Thursday, May 23, 2013

Bent Saguaros, And Damn Godd Advice From Dali

May 23, 2013
I am always on the lookout for good art models and I met this young, well-dressed reenactor at Buck Montgomery's Wild West Show in Glendale a while back. I thought he had a great look and it's so rare to find a young guy who is into it. Got his name and number, but lost it. Anybody know this young, authentic looking man?

Believe it or not, one of the attractions to moving to Cave Creek back in 1986 was the copious amounts of saguaros in the area. We are at 2,200 feet and that seems to be the elevation that the big sentinels agree with the most (not surprisingly, Tucson is at the same elevation). Anyway, our house looks down into Cave Creek, and down in the bottoms are very big saguaros, some of which have dramatically bent arms. I sketched this big, fifty footer not long after we moved out here:

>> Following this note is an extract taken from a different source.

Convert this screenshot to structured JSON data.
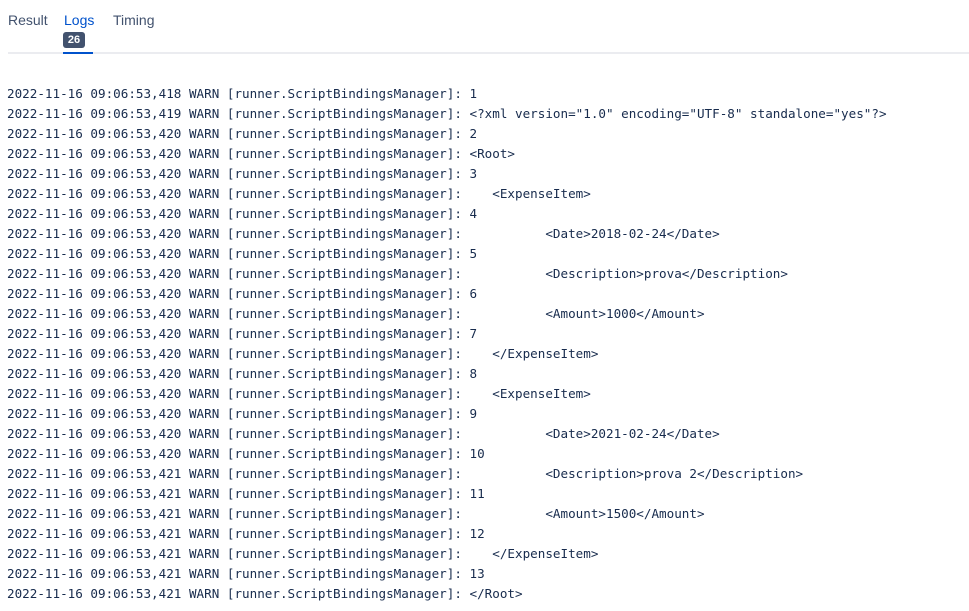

You don't see these specimens on postcards, probably because they aren't the classic shape, but I find them fascinating and beautiful in their own right. I have been told by oldtime Creekers that the reason for the bent arms is because the creek bottom holds down the cold air in winter and the saguaros get frostbite and instead of growing straight up, they twist in agony to survive. I'm checking with a botanist to see if this is true.

Working on the Bisbee Massacre for the next issue of True West and amazingly, no photos of the five (some say six) perpetrators have surfaced. It was a celebrated case and I can't believe C.S. Fly didn't take their photos during their incarceration in Tombstone. No photos of their hanging either, which is just quite odd. Of course, the lynching of John Heith is one of the most reprinted photos in Western history, but why the others were not captured on film is a real mystery to me.

And, also working on The 66 Kid:

Sir Wolfgang, of this site, sent me a great book on Salvador Dali. I had never really been a fan of his art, but the book, "50 Secrets of Magic Craftsmanship" is absolutely hilarious AND full of great artistic advice:

"The movement of your stipple brushes must be as mechanical and indifferent as you human organism will allow. And finally, the movement of the fan-shaped badger brush is the most rapid of all—so rapid that it cannot even be seen, exactly like the wings of the hummingbird."

And, then, there's this little nugget of wisdom: "It is undeniable that every good painter drools."

He's serious!

"The two most fortunate things that can happen to a painter are, first to be Spanish, and, second, to be named Dali. Those two fortunate things have happened to me."
—Salvador Dali